• _Task instructions_: Every record must be copied exactly. Leave nothing out.

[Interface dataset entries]
* * *

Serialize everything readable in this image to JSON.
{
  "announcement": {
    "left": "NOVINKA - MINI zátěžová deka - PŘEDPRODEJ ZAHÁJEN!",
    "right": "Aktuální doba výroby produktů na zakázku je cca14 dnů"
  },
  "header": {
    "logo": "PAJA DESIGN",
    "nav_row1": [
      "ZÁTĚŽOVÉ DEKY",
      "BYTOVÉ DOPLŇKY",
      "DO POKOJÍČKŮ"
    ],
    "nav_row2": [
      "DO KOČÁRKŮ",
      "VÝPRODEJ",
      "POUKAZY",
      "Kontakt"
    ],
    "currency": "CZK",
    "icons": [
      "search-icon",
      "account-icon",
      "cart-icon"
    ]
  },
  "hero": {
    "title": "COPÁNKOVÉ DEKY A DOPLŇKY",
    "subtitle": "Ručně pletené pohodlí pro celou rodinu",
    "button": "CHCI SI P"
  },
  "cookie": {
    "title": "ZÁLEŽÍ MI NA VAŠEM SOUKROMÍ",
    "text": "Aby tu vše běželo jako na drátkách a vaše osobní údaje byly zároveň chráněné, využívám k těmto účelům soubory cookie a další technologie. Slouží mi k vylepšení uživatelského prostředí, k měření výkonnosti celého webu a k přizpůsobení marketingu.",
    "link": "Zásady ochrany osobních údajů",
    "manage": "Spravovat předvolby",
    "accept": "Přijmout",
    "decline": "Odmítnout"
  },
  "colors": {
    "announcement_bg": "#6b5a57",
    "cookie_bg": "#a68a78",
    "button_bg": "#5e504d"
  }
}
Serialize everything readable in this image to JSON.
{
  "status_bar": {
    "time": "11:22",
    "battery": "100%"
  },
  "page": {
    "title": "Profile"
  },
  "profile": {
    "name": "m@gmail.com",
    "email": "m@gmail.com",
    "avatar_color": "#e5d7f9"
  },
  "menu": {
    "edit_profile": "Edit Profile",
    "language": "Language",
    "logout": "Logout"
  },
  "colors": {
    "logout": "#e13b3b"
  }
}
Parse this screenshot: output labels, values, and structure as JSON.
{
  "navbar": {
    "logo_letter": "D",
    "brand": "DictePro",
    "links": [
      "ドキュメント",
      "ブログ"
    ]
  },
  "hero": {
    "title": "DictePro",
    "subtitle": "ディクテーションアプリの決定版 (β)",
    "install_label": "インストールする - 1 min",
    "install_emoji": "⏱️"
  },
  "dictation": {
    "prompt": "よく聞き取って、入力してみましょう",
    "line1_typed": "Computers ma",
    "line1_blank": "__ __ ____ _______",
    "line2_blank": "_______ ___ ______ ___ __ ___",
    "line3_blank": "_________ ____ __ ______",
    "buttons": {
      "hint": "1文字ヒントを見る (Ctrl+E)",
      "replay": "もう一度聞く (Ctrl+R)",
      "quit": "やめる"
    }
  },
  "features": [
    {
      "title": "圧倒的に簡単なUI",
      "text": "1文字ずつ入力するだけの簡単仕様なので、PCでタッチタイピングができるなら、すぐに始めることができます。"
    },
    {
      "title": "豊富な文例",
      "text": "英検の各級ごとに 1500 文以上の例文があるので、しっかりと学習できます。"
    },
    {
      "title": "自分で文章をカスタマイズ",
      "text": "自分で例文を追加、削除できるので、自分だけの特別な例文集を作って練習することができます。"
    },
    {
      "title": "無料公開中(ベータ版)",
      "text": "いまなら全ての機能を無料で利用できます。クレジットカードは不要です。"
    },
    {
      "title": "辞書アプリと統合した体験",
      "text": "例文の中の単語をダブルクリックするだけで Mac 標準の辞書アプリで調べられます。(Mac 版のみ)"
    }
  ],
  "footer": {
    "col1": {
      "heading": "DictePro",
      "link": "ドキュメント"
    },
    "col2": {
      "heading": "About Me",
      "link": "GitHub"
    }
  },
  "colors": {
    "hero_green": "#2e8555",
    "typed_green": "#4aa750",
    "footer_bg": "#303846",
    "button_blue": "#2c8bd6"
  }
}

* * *

• _Expected output_:
Serialize everything readable in this image to JSON.
{
  "announcement": {
    "left": "NOVINKA - MINI zátěžová deka - PŘEDPRODEJ ZAHÁJEN!",
    "right": "Aktuální doba výroby produktů na zakázku je cca14 dnů"
  },
  "header": {
    "logo": "PAJA DESIGN",
    "nav_row1": [
      "ZÁTĚŽOVÉ DEKY",
      "BYTOVÉ DOPLŇKY",
      "DO POKOJÍČKŮ"
    ],
    "nav_row2": [
      "DO KOČÁRKŮ",
      "VÝPRODEJ",
      "POUKAZY",
      "Kontakt"
    ],
    "currency": "CZK",
    "icons": [
      "search-icon",
      "account-icon",
      "cart-icon"
    ]
  },
  "hero": {
    "title": "COPÁNKOVÉ DEKY A DOPLŇKY",
    "subtitle": "Ručně pletené pohodlí pro celou rodinu",
    "button": "CHCI SI P"
  },
  "cookie": {
    "title": "ZÁLEŽÍ MI NA VAŠEM SOUKROMÍ",
    "text": "Aby tu vše běželo jako na drátkách a vaše osobní údaje byly zároveň chráněné, využívám k těmto účelům soubory cookie a další technologie. Slouží mi k vylepšení uživatelského prostředí, k měření výkonnosti celého webu a k přizpůsobení marketingu.",
    "link": "Zásady ochrany osobních údajů",
    "manage": "Spravovat předvolby",
    "accept": "Přijmout",
    "decline": "Odmítnout"
  },
  "colors": {
    "announcement_bg": "#6b5a57",
    "cookie_bg": "#a68a78",
    "button_bg": "#5e504d"
  }
}
Serialize everything readable in this image to JSON.
{
  "status_bar": {
    "time": "11:22",
    "battery": "100%"
  },
  "page": {
    "title": "Profile"
  },
  "profile": {
    "name": "m@gmail.com",
    "email": "m@gmail.com",
    "avatar_color": "#e5d7f9"
  },
  "menu": {
    "edit_profile": "Edit Profile",
    "language": "Language",
    "logout": "Logout"
  },
  "colors": {
    "logout": "#e13b3b"
  }
}
Parse this screenshot: output labels, values, and structure as JSON.
{
  "navbar": {
    "logo_letter": "D",
    "brand": "DictePro",
    "links": [
      "ドキュメント",
      "ブログ"
    ]
  },
  "hero": {
    "title": "DictePro",
    "subtitle": "ディクテーションアプリの決定版 (β)",
    "install_label": "インストールする - 1 min",
    "install_emoji": "⏱️"
  },
  "dictation": {
    "prompt": "よく聞き取って、入力してみましょう",
    "line1_typed": "Computers ma",
    "line1_blank": "__ __ ____ _______",
    "line2_blank": "_______ ___ ______ ___ __ ___",
    "line3_blank": "_________ ____ __ ______",
    "buttons": {
      "hint": "1文字ヒントを見る (Ctrl+E)",
      "replay": "もう一度聞く (Ctrl+R)",
      "quit": "やめる"
    }
  },
  "features": [
    {
      "title": "圧倒的に簡単なUI",
      "text": "1文字ずつ入力するだけの簡単仕様なので、PCでタッチタイピングができるなら、すぐに始めることができます。"
    },
    {
      "title": "豊富な文例",
      "text": "英検の各級ごとに 1500 文以上の例文があるので、しっかりと学習できます。"
    },
    {
      "title": "自分で文章をカスタマイズ",
      "text": "自分で例文を追加、削除できるので、自分だけの特別な例文集を作って練習することができます。"
    },
    {
      "title": "無料公開中(ベータ版)",
      "text": "いまなら全ての機能を無料で利用できます。クレジットカードは不要です。"
    },
    {
      "title": "辞書アプリと統合した体験",
      "text": "例文の中の単語をダブルクリックするだけで Mac 標準の辞書アプリで調べられます。(Mac 版のみ)"
    }
  ],
  "footer": {
    "col1": {
      "heading": "DictePro",
      "link": "ドキュメント"
    },
    "col2": {
      "heading": "About Me",
      "link": "GitHub"
    }
  },
  "colors": {
    "hero_green": "#2e8555",
    "typed_green": "#4aa750",
    "footer_bg": "#303846",
    "button_blue": "#2c8bd6"
  }
}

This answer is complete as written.